nightfly's picture

Hi Derek, This is the shape

Hi Derek,

This is the shape of both packs inside the frog, the egg sacks are paired inside the frog, encased within an extremely thin membrane- the sac. I have many images just like above showing both sacs together just as they are orientated within the frog. This one above is partially air dried. The eggs are bound together within the frog, individually encased in a water absorbant membrane. The membrane becomes the jelly globes around each ova upon immersion in water. The jelly is incredibly glue -like when in the process of taking on water, this quality keeps the egg mass together in the familair clumps, this despite the fact that the eggs are deposited by the frog like a string- they dont remain as a string when in the water as their own stickiness makes them become a large ball- they stay together. Having seen so many discarded egg sacs and dismembered frogs I don't think these are being injested, quite the oppositte -I think they are being very purposefully removed and avoided. Possibly due to the potential for unwelcome size increase within the predator, as has been stated often on iSpot.

I have a very good image from March this year, of both egg sacs together, I will post it now. It shows the nature of the egg sac and one of the sacs is burst- this has allowed the spilled ova to begin to absorb water from the ground.

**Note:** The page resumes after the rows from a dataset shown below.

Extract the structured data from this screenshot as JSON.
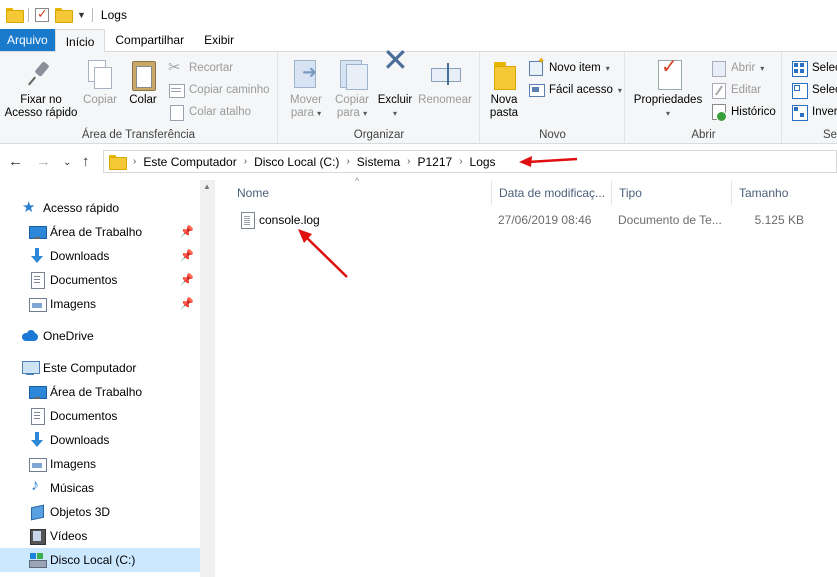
{
  "window": {
    "title": "Logs"
  },
  "ribbon_tabs": [
    "Arquivo",
    "Início",
    "Compartilhar",
    "Exibir"
  ],
  "clipboard": {
    "pin_label_1": "Fixar no",
    "pin_label_2": "Acesso rápido",
    "copy": "Copiar",
    "paste": "Colar",
    "cut": "Recortar",
    "copy_path": "Copiar caminho",
    "paste_shortcut": "Colar atalho",
    "group": "Área de Transferência"
  },
  "organize": {
    "move_1": "Mover",
    "move_2": "para",
    "copyto_1": "Copiar",
    "copyto_2": "para",
    "delete": "Excluir",
    "rename": "Renomear",
    "group": "Organizar"
  },
  "new": {
    "new_folder_1": "Nova",
    "new_folder_2": "pasta",
    "new_item": "Novo item",
    "easy_access": "Fácil acesso",
    "group": "Novo"
  },
  "open": {
    "properties": "Propriedades",
    "open": "Abrir",
    "edit": "Editar",
    "history": "Histórico",
    "group": "Abrir"
  },
  "select": {
    "select_all": "Selec",
    "select_none": "Selec",
    "invert": "Inver",
    "group": "Se"
  },
  "address": {
    "crumbs": [
      "Este Computador",
      "Disco Local (C:)",
      "Sistema",
      "P1217",
      "Logs"
    ]
  },
  "nav": {
    "quick_access": "Acesso rápido",
    "qa_items": [
      "Área de Trabalho",
      "Downloads",
      "Documentos",
      "Imagens"
    ],
    "onedrive": "OneDrive",
    "this_pc": "Este Computador",
    "pc_items": [
      "Área de Trabalho",
      "Documentos",
      "Downloads",
      "Imagens",
      "Músicas",
      "Objetos 3D",
      "Vídeos",
      "Disco Local (C:)"
    ]
  },
  "list": {
    "columns": [
      "Nome",
      "Data de modificaç...",
      "Tipo",
      "Tamanho"
    ],
    "rows": [
      {
        "name": "console.log",
        "modified": "27/06/2019 08:46",
        "type": "Documento de Te...",
        "size": "5.125 KB"
      }
    ]
  },
  "colors": {
    "file_tab": "#1979ca",
    "selected_nav": "#cce8ff",
    "annotation_arrow": "#e01010"
  }
}
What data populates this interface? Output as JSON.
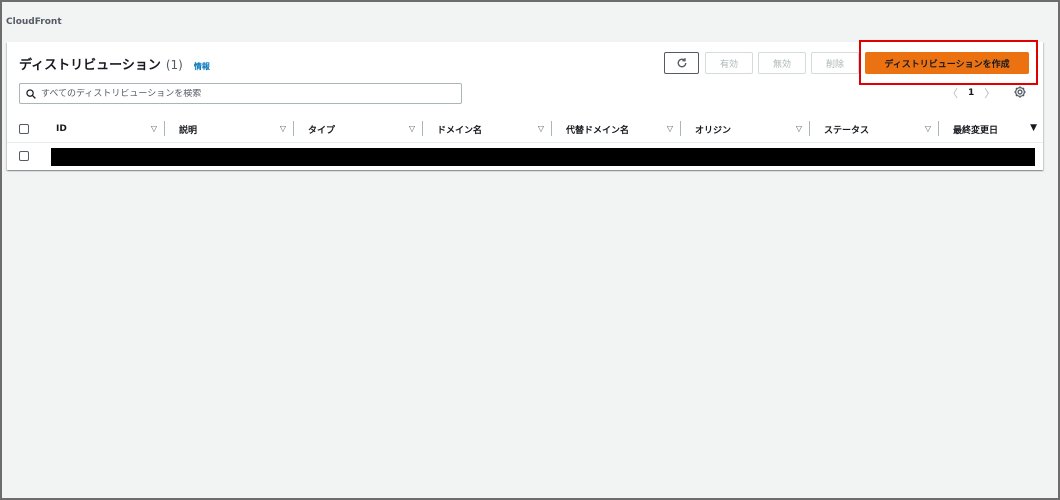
{
  "service": {
    "name": "CloudFront"
  },
  "panel": {
    "title": "ディストリビューション",
    "count": "(1)",
    "info_link": "情報"
  },
  "toolbar": {
    "refresh_icon": "refresh-icon",
    "enable_label": "有効",
    "disable_label": "無効",
    "delete_label": "削除",
    "create_label": "ディストリビューションを作成"
  },
  "search": {
    "placeholder": "すべてのディストリビューションを検索"
  },
  "pagination": {
    "current_page": "1"
  },
  "table": {
    "columns": [
      "ID",
      "説明",
      "タイプ",
      "ドメイン名",
      "代替ドメイン名",
      "オリジン",
      "ステータス",
      "最終変更日"
    ],
    "row_count": 1
  },
  "colors": {
    "primary_button": "#ec7211",
    "link": "#0073bb",
    "highlight": "#e00000"
  }
}
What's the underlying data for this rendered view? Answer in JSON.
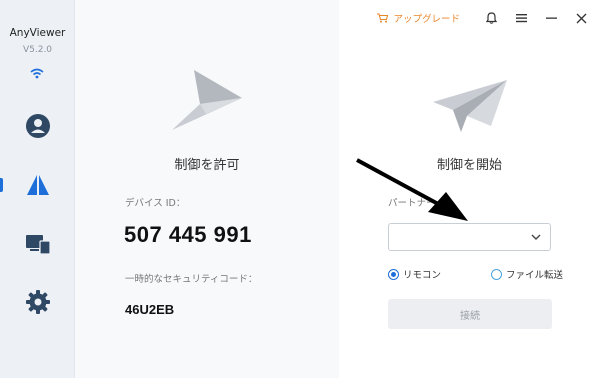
{
  "app": {
    "name": "AnyViewer",
    "version": "V5.2.0"
  },
  "sidebar": {
    "items": [
      {
        "icon": "user-icon",
        "active": false
      },
      {
        "icon": "remote-control-icon",
        "active": true
      },
      {
        "icon": "devices-icon",
        "active": false
      },
      {
        "icon": "settings-icon",
        "active": false
      }
    ]
  },
  "titlebar": {
    "upgrade_label": "アップグレード",
    "icons": [
      "cart-icon",
      "bell-icon",
      "menu-icon",
      "minimize-icon",
      "close-icon"
    ]
  },
  "allow_panel": {
    "title": "制御を許可",
    "device_id_label": "デバイス ID：",
    "device_id": "507 445 991",
    "temp_code_label": "一時的なセキュリティコード：",
    "temp_code": "46U2EB"
  },
  "control_panel": {
    "title": "制御を開始",
    "partner_label": "パートナー",
    "partner_value": "",
    "radio_remote": "リモコン",
    "radio_file": "ファイル転送",
    "connect_label": "接続"
  },
  "colors": {
    "accent": "#1e6fd9",
    "upgrade": "#e8862a",
    "sidebar_bg": "#edf1f6"
  }
}
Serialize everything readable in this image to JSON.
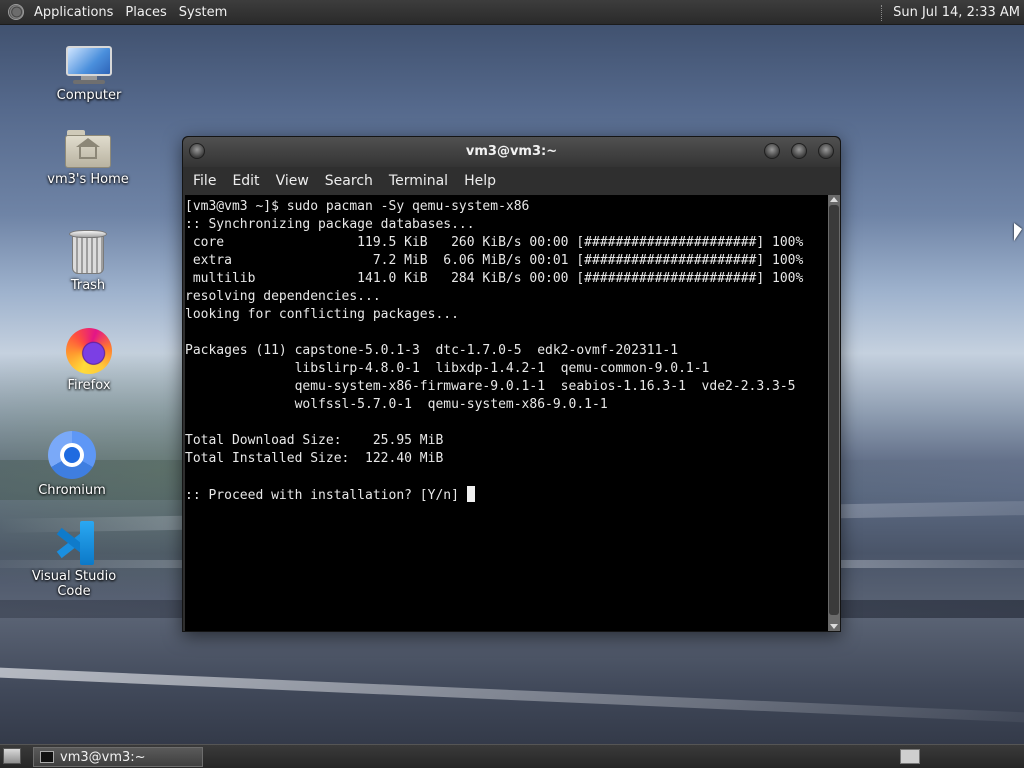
{
  "top_panel": {
    "applications": "Applications",
    "places": "Places",
    "system": "System",
    "clock": "Sun Jul 14,  2:33 AM"
  },
  "desktop_icons": {
    "computer": "Computer",
    "home": "vm3's Home",
    "trash": "Trash",
    "firefox": "Firefox",
    "chromium": "Chromium",
    "vscode": "Visual Studio Code"
  },
  "terminal": {
    "title": "vm3@vm3:~",
    "menu": [
      "File",
      "Edit",
      "View",
      "Search",
      "Terminal",
      "Help"
    ],
    "lines": [
      "[vm3@vm3 ~]$ sudo pacman -Sy qemu-system-x86",
      ":: Synchronizing package databases...",
      " core                 119.5 KiB   260 KiB/s 00:00 [######################] 100%",
      " extra                  7.2 MiB  6.06 MiB/s 00:01 [######################] 100%",
      " multilib             141.0 KiB   284 KiB/s 00:00 [######################] 100%",
      "resolving dependencies...",
      "looking for conflicting packages...",
      "",
      "Packages (11) capstone-5.0.1-3  dtc-1.7.0-5  edk2-ovmf-202311-1",
      "              libslirp-4.8.0-1  libxdp-1.4.2-1  qemu-common-9.0.1-1",
      "              qemu-system-x86-firmware-9.0.1-1  seabios-1.16.3-1  vde2-2.3.3-5",
      "              wolfssl-5.7.0-1  qemu-system-x86-9.0.1-1",
      "",
      "Total Download Size:    25.95 MiB",
      "Total Installed Size:  122.40 MiB",
      "",
      ":: Proceed with installation? [Y/n] "
    ]
  },
  "taskbar": {
    "task_label": "vm3@vm3:~"
  }
}
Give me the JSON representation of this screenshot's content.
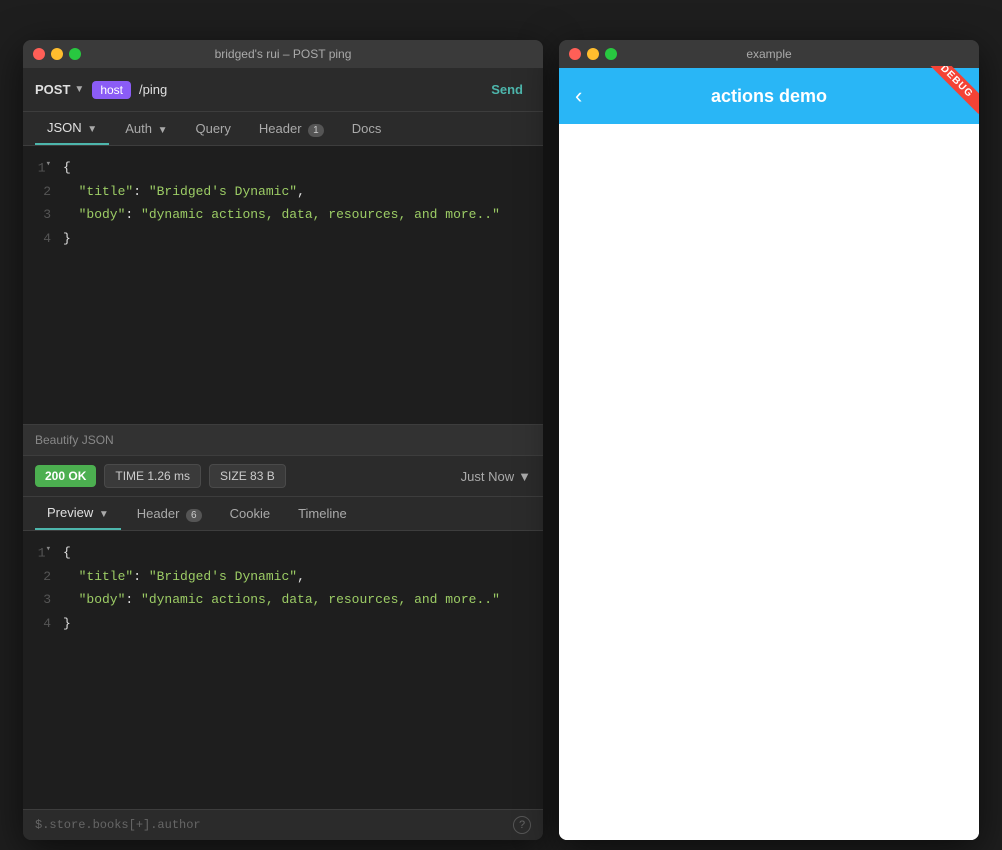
{
  "left_window": {
    "title": "bridged's rui – POST ping",
    "method": "POST",
    "host_label": "host",
    "url_path": "/ping",
    "send_label": "Send",
    "tabs": [
      {
        "id": "json",
        "label": "JSON",
        "active": true,
        "has_dropdown": true,
        "badge": null
      },
      {
        "id": "auth",
        "label": "Auth",
        "active": false,
        "has_dropdown": true,
        "badge": null
      },
      {
        "id": "query",
        "label": "Query",
        "active": false,
        "has_dropdown": false,
        "badge": null
      },
      {
        "id": "header",
        "label": "Header",
        "active": false,
        "has_dropdown": false,
        "badge": "1"
      },
      {
        "id": "docs",
        "label": "Docs",
        "active": false,
        "has_dropdown": false,
        "badge": null
      }
    ],
    "json_code": [
      {
        "line": 1,
        "has_toggle": true,
        "content": "{"
      },
      {
        "line": 2,
        "content": "  \"title\": \"Bridged's Dynamic\","
      },
      {
        "line": 3,
        "content": "  \"body\": \"dynamic actions, data, resources, and more..\""
      },
      {
        "line": 4,
        "content": "}"
      }
    ],
    "beautify_label": "Beautify JSON",
    "status": {
      "code": "200 OK",
      "time_label": "TIME 1.26 ms",
      "size_label": "SIZE 83 B",
      "timestamp": "Just Now"
    },
    "response_tabs": [
      {
        "id": "preview",
        "label": "Preview",
        "active": true,
        "has_dropdown": true,
        "badge": null
      },
      {
        "id": "header",
        "label": "Header",
        "active": false,
        "badge": "6"
      },
      {
        "id": "cookie",
        "label": "Cookie",
        "active": false,
        "badge": null
      },
      {
        "id": "timeline",
        "label": "Timeline",
        "active": false,
        "badge": null
      }
    ],
    "response_code": [
      {
        "line": 1,
        "has_toggle": true,
        "content": "{"
      },
      {
        "line": 2,
        "content": "  \"title\": \"Bridged's Dynamic\","
      },
      {
        "line": 3,
        "content": "  \"body\": \"dynamic actions, data, resources, and more..\""
      },
      {
        "line": 4,
        "content": "}"
      }
    ],
    "jsonpath_hint": "$.store.books[+].author",
    "help_icon": "?"
  },
  "right_window": {
    "title": "example",
    "header_title": "actions demo",
    "back_icon": "‹",
    "debug_label": "DEBUG"
  }
}
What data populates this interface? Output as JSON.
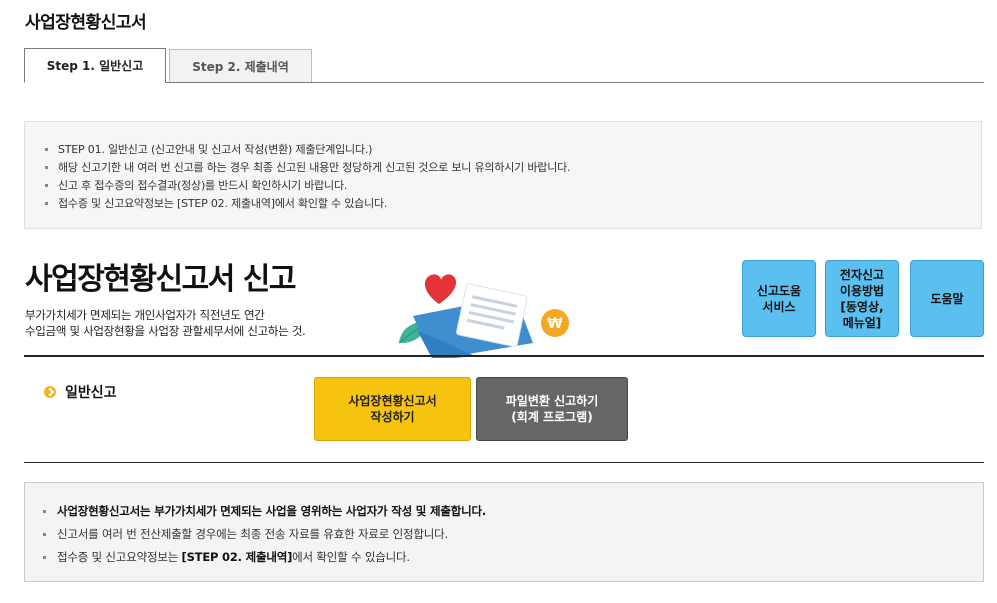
{
  "page": {
    "title": "사업장현황신고서"
  },
  "tabs": [
    {
      "label": "Step 1. 일반신고",
      "active": true
    },
    {
      "label": "Step 2. 제출내역",
      "active": false
    }
  ],
  "info": {
    "items": [
      "STEP 01. 일반신고 (신고안내 및 신고서 작성(변환) 제출단계입니다.)",
      "해당 신고기한 내 여러 번 신고를 하는 경우 최종 신고된 내용만 정당하게 신고된 것으로 보니 유의하시기 바랍니다.",
      "신고 후 접수증의 접수결과(정상)를 반드시 확인하시기 바랍니다.",
      "접수증 및 신고요약정보는 [STEP 02. 제출내역]에서 확인할 수 있습니다."
    ]
  },
  "hero": {
    "title": "사업장현황신고서 신고",
    "desc_line1": "부가가치세가 면제되는 개인사업자가 직전년도 연간",
    "desc_line2": "수입금액 및 사업장현황을 사업장 관할세무서에 신고하는 것."
  },
  "help_buttons": {
    "service": "신고도움\n서비스",
    "howto": "전자신고\n이용방법\n[동영상,\n메뉴얼]",
    "help": "도움말"
  },
  "section": {
    "label": "일반신고",
    "write_button": "사업장현황신고서\n작성하기",
    "convert_button": "파일변환 신고하기\n(회계 프로그램)"
  },
  "notice": {
    "line1": "사업장현황신고서는 부가가치세가 면제되는 사업을 영위하는 사업자가 작성 및 제출합니다.",
    "line2": "신고서를 여러 번 전산제출할 경우에는 최종 전송 자료를 유효한 자료로 인정합니다.",
    "line3_pre": "접수증 및 신고요약정보는 ",
    "line3_bold": "[STEP 02. 제출내역]",
    "line3_post": "에서 확인할 수 있습니다."
  },
  "colors": {
    "help_button": "#5bc0f0",
    "write_button": "#f6c40f",
    "convert_button": "#666666",
    "info_bg": "#f4f6f8"
  }
}
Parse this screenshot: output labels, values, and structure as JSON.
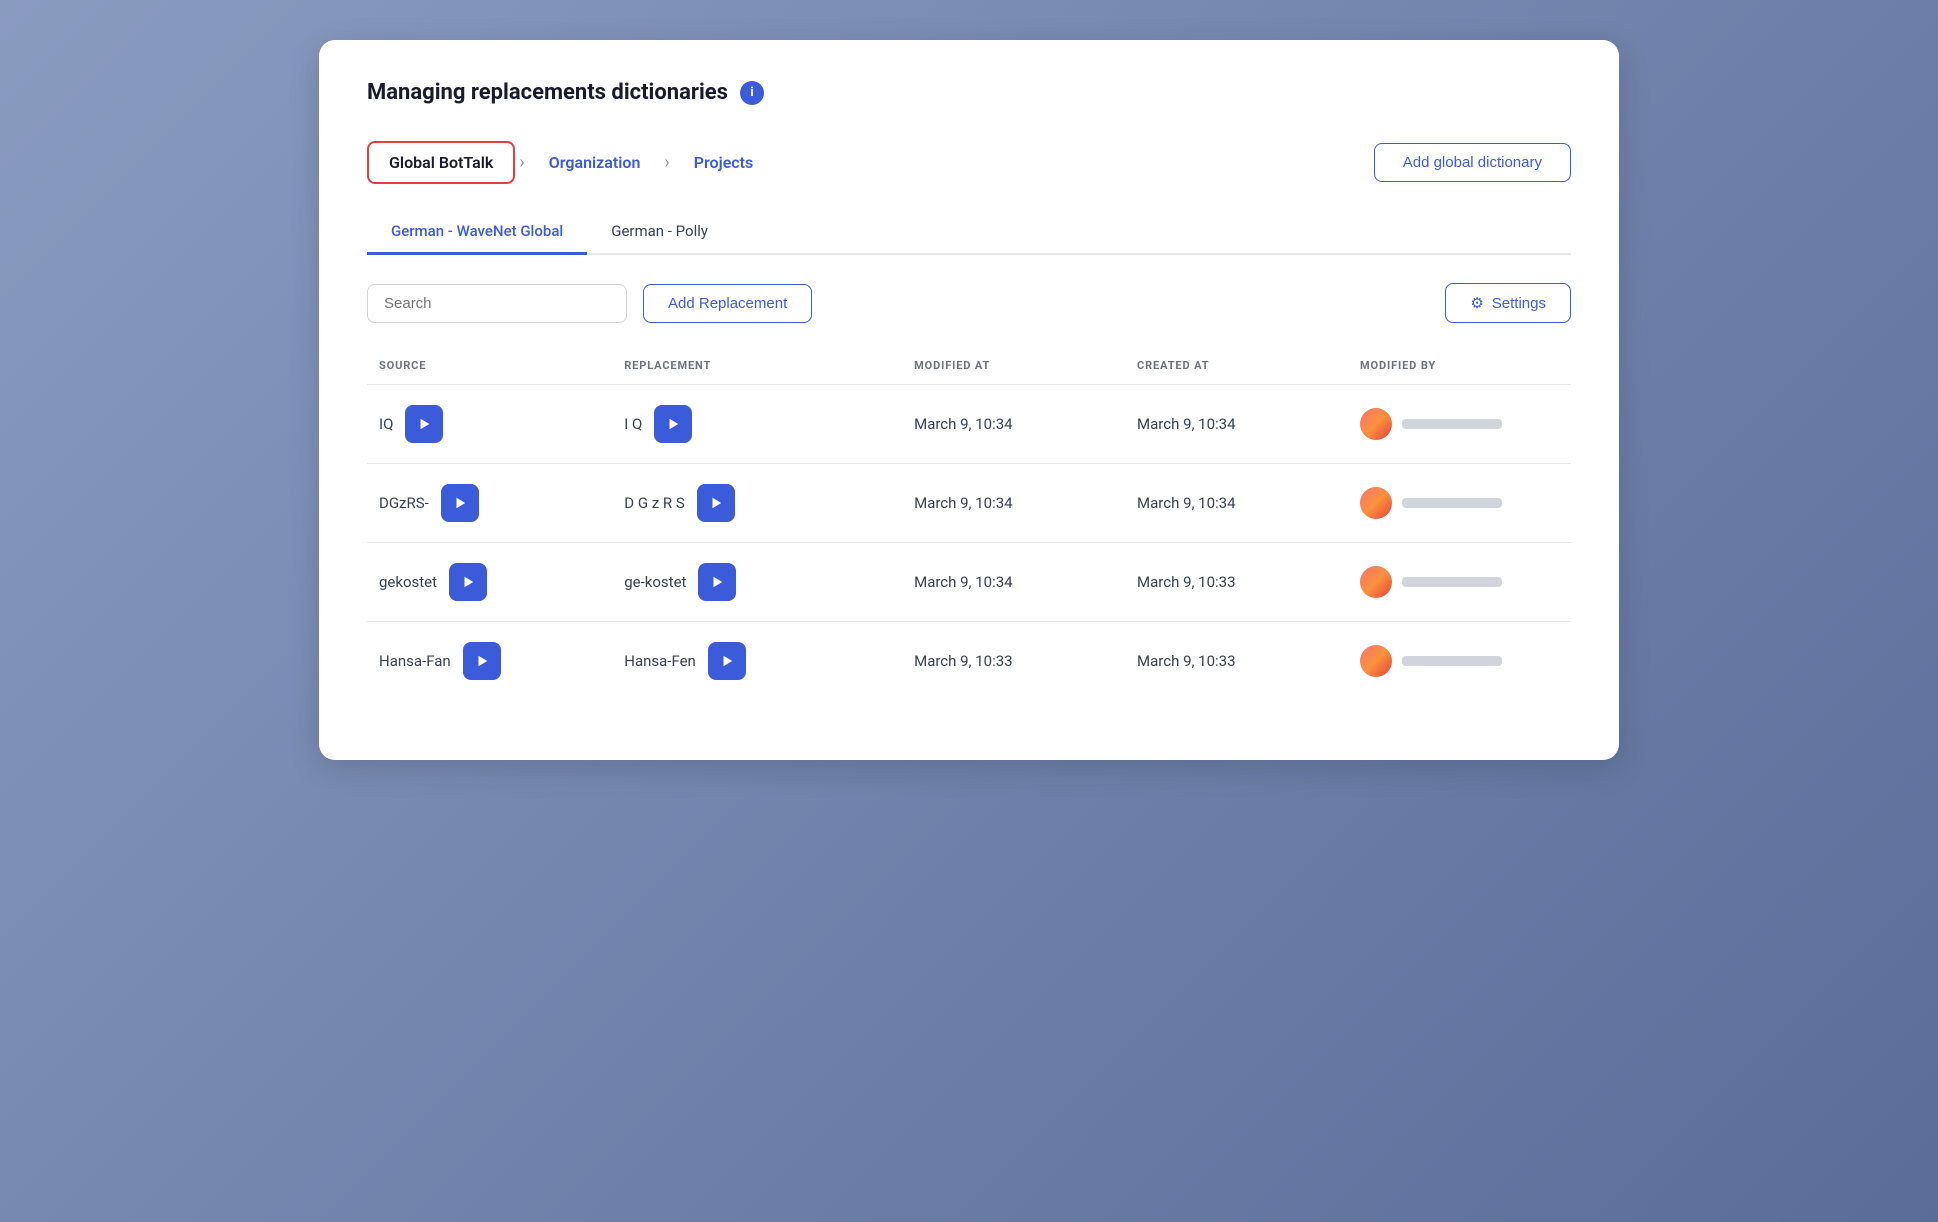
{
  "page": {
    "title": "Managing replacements dictionaries",
    "info_icon_label": "i"
  },
  "breadcrumb": {
    "items": [
      {
        "id": "global-bottalk",
        "label": "Global BotTalk",
        "active": true
      },
      {
        "id": "organization",
        "label": "Organization",
        "active": false
      },
      {
        "id": "projects",
        "label": "Projects",
        "active": false
      }
    ],
    "add_global_label": "Add global dictionary"
  },
  "tabs": [
    {
      "id": "tab-wavenet",
      "label": "German - WaveNet Global",
      "active": true
    },
    {
      "id": "tab-polly",
      "label": "German - Polly",
      "active": false
    }
  ],
  "toolbar": {
    "search_placeholder": "Search",
    "add_replacement_label": "Add Replacement",
    "settings_label": "Settings"
  },
  "table": {
    "columns": [
      {
        "id": "source",
        "label": "SOURCE"
      },
      {
        "id": "replacement",
        "label": "REPLACEMENT"
      },
      {
        "id": "modified_at",
        "label": "MODIFIED AT"
      },
      {
        "id": "created_at",
        "label": "CREATED AT"
      },
      {
        "id": "modified_by",
        "label": "MODIFIED BY"
      }
    ],
    "rows": [
      {
        "id": "row-1",
        "source": "IQ",
        "replacement": "I Q",
        "modified_at": "March 9, 10:34",
        "created_at": "March 9, 10:34"
      },
      {
        "id": "row-2",
        "source": "DGzRS-",
        "replacement": "D G z R S",
        "modified_at": "March 9, 10:34",
        "created_at": "March 9, 10:34"
      },
      {
        "id": "row-3",
        "source": "gekostet",
        "replacement": "ge-kostet",
        "modified_at": "March 9, 10:34",
        "created_at": "March 9, 10:33"
      },
      {
        "id": "row-4",
        "source": "Hansa-Fan",
        "replacement": "Hansa-Fen",
        "modified_at": "March 9, 10:33",
        "created_at": "March 9, 10:33"
      }
    ]
  }
}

I found egg sacs that day, but also pieces of frog that hadnt been eaten(some almost intact animals) and a female frog torso that had been left holding the egg sacs. Not far from the frog remains were several otter spraint made of frog bones. There may well be a connection but herons, hooded crows, ravens, foxes and possibly buzzards all dine there at spawning season also so I can't attribute the frog remains to otters with certainty.

New post here with telling images-


nightfly's picture

Hi Soni

In this case I dont think the egg sack membrane is present. In my linked one below it is present. The egg mass seems to be sufficiently bound together to be able to sit like above after having slipped from the egg sack membrane. If the conditions are dry and it doesn't rain, the egg mass air dries. Just like above.